═════ TASK DATA
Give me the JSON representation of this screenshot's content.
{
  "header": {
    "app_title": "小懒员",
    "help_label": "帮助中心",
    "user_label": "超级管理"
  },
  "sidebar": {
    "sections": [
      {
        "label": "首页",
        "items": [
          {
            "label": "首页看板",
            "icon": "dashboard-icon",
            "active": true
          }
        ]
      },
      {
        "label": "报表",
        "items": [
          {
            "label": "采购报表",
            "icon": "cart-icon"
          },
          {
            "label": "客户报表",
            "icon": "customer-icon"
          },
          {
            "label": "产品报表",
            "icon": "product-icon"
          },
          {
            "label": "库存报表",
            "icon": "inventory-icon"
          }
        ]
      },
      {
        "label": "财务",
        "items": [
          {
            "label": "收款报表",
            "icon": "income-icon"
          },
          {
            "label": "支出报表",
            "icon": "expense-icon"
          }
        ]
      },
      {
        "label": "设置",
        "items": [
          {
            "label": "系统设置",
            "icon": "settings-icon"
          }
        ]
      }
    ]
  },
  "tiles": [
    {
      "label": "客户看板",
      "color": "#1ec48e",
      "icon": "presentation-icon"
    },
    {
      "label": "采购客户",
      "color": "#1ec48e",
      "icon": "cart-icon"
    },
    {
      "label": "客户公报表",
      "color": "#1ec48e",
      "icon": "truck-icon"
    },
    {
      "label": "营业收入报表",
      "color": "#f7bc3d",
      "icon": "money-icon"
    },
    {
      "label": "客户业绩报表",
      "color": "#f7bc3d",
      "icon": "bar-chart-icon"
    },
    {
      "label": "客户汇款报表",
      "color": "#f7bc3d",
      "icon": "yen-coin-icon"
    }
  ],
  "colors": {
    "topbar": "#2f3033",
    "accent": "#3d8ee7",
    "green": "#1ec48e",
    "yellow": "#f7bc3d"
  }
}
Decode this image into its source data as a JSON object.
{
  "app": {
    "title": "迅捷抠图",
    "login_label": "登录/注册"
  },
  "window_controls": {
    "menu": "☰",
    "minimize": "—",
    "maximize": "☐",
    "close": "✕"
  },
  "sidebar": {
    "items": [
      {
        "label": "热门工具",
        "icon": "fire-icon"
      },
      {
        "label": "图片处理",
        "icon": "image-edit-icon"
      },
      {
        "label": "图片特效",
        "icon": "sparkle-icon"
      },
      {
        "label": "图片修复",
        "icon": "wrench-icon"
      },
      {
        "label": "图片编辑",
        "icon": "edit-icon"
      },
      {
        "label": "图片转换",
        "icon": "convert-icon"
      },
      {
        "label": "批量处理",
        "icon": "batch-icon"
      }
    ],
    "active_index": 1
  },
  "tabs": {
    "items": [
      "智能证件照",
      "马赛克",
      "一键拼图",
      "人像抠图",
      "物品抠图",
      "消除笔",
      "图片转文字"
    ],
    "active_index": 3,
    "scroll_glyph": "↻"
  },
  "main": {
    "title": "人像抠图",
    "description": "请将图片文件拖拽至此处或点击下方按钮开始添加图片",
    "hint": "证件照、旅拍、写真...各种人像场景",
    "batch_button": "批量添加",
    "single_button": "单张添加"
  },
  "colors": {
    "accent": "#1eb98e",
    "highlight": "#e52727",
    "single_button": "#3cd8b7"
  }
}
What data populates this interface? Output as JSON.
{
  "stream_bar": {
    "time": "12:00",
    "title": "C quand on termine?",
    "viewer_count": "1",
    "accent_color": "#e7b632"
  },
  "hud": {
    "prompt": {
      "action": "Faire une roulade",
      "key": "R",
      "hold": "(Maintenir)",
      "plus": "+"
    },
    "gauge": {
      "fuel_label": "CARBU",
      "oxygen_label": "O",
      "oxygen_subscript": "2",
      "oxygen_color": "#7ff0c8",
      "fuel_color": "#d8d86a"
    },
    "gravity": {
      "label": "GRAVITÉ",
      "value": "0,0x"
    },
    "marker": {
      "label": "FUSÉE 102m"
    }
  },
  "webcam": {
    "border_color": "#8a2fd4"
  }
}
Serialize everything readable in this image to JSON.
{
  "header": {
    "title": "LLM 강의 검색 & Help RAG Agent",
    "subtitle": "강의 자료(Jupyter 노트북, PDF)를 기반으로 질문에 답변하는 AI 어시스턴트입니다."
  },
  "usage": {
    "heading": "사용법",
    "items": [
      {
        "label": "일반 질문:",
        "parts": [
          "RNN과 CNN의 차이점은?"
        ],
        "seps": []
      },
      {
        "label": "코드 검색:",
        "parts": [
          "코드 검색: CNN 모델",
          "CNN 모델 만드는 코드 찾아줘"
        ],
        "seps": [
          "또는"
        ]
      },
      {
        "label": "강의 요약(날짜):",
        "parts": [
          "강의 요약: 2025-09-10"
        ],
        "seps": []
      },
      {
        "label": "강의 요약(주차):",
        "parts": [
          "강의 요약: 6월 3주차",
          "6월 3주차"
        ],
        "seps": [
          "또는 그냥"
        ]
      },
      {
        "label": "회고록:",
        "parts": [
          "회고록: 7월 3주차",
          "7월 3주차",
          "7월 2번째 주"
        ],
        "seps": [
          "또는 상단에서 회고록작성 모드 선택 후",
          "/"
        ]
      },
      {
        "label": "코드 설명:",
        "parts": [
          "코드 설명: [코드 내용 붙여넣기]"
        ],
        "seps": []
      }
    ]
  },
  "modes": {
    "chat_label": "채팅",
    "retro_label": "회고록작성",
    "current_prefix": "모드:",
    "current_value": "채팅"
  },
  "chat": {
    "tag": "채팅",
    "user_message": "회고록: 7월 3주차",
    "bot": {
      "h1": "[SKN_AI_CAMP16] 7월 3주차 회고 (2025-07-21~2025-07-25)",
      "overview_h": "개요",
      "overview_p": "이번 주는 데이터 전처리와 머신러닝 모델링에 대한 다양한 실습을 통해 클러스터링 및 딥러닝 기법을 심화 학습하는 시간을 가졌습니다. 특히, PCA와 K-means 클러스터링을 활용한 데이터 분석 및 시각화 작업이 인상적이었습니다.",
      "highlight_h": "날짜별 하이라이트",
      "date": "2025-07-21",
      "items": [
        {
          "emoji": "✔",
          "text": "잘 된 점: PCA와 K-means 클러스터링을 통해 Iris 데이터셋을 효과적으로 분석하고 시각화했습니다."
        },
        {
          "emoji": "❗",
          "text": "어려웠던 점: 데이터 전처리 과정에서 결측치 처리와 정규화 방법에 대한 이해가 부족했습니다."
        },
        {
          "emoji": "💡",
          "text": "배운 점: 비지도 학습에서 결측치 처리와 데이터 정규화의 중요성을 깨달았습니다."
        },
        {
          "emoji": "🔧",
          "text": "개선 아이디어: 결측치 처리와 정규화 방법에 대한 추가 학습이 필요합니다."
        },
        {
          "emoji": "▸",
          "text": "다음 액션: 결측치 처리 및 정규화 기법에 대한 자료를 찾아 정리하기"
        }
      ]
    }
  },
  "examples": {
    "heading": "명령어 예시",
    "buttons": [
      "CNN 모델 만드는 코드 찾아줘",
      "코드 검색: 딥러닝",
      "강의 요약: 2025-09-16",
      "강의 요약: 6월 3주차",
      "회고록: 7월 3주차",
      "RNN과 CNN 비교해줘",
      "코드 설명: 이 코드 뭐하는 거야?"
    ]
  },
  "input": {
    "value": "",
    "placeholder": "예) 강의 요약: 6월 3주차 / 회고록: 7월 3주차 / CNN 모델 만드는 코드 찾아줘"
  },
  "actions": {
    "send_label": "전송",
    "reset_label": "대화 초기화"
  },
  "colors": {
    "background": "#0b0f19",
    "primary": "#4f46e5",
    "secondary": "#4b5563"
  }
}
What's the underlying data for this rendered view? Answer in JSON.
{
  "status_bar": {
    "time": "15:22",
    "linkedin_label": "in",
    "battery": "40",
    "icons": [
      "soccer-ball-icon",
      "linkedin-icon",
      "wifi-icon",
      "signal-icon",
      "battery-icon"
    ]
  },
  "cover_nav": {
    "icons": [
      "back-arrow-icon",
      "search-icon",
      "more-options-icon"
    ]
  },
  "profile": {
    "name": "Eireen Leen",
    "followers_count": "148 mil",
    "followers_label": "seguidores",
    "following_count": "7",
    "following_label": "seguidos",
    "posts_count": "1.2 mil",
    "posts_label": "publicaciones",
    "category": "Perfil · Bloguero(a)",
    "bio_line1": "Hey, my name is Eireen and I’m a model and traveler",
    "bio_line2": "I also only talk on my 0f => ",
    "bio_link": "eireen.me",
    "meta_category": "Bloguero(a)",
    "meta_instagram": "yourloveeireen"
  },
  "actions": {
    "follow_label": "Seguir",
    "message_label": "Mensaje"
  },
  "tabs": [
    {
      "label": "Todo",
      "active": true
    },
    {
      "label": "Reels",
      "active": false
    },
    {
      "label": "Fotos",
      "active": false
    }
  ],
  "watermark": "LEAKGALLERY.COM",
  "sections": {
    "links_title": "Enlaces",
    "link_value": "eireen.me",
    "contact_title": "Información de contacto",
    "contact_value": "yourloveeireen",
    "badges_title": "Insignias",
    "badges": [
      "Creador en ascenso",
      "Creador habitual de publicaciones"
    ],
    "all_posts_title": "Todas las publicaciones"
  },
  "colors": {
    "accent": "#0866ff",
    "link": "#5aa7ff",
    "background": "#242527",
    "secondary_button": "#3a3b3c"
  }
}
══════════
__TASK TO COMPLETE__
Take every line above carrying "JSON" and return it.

__ANSWER TO THE EXERCISE__
Give me the JSON representation of this screenshot's content.
Decode this image into its source data as a JSON object.
What data populates this interface? Output as JSON.
Serialize everything readable in this image to JSON.
What's the underlying data for this rendered view? Answer in JSON.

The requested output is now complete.